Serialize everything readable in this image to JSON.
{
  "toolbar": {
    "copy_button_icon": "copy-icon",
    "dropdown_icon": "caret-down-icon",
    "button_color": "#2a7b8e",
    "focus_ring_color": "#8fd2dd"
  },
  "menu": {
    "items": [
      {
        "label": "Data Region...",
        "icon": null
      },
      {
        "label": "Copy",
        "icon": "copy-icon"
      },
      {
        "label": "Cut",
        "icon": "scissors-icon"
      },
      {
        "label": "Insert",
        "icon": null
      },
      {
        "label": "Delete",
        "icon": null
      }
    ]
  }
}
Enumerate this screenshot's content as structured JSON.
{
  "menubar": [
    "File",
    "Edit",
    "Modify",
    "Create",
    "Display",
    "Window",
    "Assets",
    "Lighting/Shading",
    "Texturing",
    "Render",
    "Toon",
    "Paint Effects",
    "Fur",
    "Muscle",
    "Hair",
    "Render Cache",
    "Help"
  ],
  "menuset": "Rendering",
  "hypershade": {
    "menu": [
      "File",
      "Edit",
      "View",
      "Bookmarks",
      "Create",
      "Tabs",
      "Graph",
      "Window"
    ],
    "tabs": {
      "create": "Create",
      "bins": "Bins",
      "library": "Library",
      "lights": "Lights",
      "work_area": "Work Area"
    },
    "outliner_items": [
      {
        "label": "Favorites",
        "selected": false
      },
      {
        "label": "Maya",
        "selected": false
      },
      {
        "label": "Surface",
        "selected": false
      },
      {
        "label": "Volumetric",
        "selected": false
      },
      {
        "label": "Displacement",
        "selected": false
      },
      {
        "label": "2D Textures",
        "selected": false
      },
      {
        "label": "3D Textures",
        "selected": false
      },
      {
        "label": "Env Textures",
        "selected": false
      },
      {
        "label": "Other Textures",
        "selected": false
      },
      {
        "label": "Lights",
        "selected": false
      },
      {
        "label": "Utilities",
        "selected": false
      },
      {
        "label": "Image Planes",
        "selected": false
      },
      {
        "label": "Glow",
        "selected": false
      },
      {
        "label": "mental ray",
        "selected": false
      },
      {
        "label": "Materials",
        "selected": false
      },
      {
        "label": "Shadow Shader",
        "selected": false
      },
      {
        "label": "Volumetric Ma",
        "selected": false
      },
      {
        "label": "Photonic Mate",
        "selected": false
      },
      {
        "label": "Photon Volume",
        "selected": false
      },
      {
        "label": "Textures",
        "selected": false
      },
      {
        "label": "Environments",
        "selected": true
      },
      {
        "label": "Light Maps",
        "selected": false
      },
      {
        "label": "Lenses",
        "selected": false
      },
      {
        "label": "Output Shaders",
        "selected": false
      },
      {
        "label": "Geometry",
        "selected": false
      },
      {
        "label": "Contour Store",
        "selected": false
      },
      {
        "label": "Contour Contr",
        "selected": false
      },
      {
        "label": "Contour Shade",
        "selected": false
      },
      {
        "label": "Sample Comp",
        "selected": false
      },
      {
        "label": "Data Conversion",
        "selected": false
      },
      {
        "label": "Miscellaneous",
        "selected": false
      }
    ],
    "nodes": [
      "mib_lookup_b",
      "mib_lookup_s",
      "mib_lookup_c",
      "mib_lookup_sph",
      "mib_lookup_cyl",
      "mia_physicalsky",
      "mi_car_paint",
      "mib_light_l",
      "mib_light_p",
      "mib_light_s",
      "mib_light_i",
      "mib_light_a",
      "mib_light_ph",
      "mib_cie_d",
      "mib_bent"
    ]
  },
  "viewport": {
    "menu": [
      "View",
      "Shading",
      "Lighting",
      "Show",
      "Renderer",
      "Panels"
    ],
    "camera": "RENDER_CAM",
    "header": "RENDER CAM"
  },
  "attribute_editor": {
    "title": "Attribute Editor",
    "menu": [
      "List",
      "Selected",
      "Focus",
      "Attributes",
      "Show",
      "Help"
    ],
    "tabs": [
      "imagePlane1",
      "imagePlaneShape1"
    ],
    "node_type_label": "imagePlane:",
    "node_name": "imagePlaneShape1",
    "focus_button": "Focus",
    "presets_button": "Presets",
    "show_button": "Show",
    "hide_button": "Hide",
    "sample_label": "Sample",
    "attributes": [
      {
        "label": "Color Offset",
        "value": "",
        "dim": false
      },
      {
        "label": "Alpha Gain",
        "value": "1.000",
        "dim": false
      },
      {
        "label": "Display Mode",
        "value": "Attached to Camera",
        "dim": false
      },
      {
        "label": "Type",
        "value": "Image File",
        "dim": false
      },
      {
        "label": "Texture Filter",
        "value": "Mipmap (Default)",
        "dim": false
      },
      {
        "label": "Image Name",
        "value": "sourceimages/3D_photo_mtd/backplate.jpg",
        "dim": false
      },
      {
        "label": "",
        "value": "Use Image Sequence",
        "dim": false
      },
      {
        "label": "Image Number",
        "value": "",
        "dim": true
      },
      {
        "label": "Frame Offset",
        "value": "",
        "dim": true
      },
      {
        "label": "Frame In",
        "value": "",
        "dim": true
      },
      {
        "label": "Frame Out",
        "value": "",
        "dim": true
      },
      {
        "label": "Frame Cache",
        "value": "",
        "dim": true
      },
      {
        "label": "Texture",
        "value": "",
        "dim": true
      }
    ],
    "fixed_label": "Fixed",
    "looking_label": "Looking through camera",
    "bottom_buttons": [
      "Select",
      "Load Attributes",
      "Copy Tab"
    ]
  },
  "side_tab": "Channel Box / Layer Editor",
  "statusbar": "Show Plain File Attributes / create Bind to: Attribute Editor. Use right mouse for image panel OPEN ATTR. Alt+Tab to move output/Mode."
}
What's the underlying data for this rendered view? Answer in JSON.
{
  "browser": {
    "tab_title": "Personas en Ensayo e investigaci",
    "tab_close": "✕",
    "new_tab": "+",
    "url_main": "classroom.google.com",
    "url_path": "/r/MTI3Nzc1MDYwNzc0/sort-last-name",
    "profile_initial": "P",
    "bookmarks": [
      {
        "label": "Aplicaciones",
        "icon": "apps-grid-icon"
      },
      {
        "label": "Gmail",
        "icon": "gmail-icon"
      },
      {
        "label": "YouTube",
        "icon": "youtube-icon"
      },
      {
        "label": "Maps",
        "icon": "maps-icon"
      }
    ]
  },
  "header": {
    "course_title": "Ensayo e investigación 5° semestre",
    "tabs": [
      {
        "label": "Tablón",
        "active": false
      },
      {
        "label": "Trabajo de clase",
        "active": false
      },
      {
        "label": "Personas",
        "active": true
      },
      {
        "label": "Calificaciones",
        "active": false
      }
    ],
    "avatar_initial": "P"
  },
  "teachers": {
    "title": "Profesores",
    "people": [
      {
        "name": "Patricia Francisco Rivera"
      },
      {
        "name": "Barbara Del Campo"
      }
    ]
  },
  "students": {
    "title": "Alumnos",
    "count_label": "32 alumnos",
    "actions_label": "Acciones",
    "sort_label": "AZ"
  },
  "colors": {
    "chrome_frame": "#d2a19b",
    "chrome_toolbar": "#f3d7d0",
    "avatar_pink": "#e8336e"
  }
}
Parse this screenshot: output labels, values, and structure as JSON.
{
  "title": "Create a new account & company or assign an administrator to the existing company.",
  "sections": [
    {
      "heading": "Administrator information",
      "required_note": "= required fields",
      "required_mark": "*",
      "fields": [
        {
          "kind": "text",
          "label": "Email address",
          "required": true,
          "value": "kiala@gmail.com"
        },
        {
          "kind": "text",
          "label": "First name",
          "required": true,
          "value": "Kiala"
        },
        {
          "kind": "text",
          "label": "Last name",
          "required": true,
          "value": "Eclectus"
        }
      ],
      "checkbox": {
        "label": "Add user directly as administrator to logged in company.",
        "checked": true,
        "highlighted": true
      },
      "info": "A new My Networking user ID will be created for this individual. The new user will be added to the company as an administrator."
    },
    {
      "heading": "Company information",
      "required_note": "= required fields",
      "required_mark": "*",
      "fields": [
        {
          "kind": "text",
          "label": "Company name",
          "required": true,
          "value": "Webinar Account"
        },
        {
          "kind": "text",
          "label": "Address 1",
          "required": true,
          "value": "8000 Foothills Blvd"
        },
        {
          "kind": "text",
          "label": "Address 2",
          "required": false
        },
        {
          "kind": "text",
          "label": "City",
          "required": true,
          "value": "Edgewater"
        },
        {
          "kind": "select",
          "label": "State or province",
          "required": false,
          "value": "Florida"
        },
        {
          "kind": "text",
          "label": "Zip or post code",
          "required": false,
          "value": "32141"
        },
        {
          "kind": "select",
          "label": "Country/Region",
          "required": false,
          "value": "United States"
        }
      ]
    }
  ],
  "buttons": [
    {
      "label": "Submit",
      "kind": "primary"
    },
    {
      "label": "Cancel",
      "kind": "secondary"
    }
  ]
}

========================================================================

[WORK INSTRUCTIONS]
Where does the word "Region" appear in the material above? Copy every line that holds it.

[YOUR SOLUTION]
        "label": "Data Region...",
          "label": "Country/Region",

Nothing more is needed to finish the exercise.